"This Sunday, Portuguese voters have a chance to strike down one of Europe's harshest abortion laws at a referendum on a proposal for abortion on demand during the first 10 weeks of pregnancy. The outcome is difficult to predict in a country where more than 90% of people still declare themselves to be Catholic but only a third are regular churchgoers."
Polls show a majority in favour of changing the law, but the younger people who want change are the least likely to vote. A vote in favour of abortion would mark a seismic change in Portuguese society, showing that the church has lost its centuries-old hold on the nation's soul. It would also see Portugal abandon the club of European nations, which includes Ireland, Poland and Malta, for whom abortion is not just a sin but usually a punishable crime.
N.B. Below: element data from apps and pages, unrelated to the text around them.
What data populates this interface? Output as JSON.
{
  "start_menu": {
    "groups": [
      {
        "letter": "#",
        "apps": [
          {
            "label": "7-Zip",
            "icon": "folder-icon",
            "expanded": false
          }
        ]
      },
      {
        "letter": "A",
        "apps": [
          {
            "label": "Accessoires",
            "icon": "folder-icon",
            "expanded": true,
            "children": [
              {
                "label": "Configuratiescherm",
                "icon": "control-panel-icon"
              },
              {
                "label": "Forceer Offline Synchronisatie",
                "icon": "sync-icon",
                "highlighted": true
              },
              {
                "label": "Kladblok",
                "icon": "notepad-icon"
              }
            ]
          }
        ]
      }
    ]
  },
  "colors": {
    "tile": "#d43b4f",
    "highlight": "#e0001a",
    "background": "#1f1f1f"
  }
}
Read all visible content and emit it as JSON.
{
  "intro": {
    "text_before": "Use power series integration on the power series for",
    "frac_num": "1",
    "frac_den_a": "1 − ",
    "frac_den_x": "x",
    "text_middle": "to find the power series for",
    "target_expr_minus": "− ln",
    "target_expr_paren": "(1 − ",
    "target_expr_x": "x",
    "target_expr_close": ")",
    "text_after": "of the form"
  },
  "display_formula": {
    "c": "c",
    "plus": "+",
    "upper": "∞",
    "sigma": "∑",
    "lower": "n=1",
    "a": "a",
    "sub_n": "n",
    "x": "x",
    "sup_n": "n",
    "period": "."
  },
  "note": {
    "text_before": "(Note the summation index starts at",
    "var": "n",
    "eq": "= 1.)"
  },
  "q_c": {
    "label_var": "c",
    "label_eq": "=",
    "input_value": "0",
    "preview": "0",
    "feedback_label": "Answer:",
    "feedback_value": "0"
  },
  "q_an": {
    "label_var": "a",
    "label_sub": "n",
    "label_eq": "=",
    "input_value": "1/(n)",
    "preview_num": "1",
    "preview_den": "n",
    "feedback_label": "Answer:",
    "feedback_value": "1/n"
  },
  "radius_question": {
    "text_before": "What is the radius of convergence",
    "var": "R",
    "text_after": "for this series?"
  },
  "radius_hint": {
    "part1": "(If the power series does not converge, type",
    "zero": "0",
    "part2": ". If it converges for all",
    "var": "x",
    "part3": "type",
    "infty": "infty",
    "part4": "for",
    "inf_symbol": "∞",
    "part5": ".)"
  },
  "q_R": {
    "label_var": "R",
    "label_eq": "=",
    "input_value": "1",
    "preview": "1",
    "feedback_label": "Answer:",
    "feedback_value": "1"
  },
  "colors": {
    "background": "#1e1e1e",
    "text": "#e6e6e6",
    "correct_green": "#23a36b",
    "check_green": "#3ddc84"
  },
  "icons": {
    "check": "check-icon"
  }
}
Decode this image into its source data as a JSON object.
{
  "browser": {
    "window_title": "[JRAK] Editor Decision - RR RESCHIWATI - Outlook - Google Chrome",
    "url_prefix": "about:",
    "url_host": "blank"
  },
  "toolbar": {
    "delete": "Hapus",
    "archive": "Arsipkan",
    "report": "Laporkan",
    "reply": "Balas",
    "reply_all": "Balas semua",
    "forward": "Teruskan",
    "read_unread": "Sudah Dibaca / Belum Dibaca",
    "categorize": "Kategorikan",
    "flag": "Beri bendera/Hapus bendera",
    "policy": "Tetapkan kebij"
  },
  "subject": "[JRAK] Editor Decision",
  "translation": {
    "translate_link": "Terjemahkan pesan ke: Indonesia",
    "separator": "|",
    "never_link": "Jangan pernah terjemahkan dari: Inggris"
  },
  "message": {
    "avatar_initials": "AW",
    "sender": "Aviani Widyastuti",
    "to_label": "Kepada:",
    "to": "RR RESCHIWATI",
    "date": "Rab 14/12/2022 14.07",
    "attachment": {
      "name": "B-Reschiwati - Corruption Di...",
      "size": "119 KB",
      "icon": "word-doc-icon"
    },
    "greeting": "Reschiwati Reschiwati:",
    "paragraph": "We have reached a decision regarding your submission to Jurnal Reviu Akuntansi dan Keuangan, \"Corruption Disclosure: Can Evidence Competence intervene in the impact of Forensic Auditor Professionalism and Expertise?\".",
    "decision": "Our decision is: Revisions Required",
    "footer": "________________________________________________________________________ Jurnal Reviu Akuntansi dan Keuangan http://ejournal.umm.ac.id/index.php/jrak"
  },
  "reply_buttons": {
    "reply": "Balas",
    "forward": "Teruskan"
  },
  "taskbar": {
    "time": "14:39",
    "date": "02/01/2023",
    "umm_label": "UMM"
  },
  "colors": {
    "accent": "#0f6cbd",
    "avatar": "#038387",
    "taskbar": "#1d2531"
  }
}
"Poverty, ignorance, illiteracy and an absence of family planning clinics make the women of Campanha easy pickings for the parteiras . "
ainda as palavras de José Socrates:
"The campaign to change the current law, which permits abortion only in cases of rape, foetal malformation or if a mother's health is at serious risk, is being led by the Socialist prime minister, Jose Socrates. "We have to end this blight of backstreet abortions," he said when announcing the referendum. "It makes Portugal a backward place."
Isto não sabia!
This Sunday, Portuguese bishops are expected to gather at the shrine in Fatima where the Virgin Mary is said to have appeared to three shepherd children in 1917. In this, the holiest place in Portugal, the information desk was this week handing out campaign leaflets asking people to vote against the new law.
Opinion polls, while giving a lead to the yes vote, show that many voters remain undecided. The final result will depend on how many of Portugal's 8.7 million voters go to the polls, with a low turnout favouring the no vote. If fewer than 50% vote, then the result is not binding on Mr Socrates' government.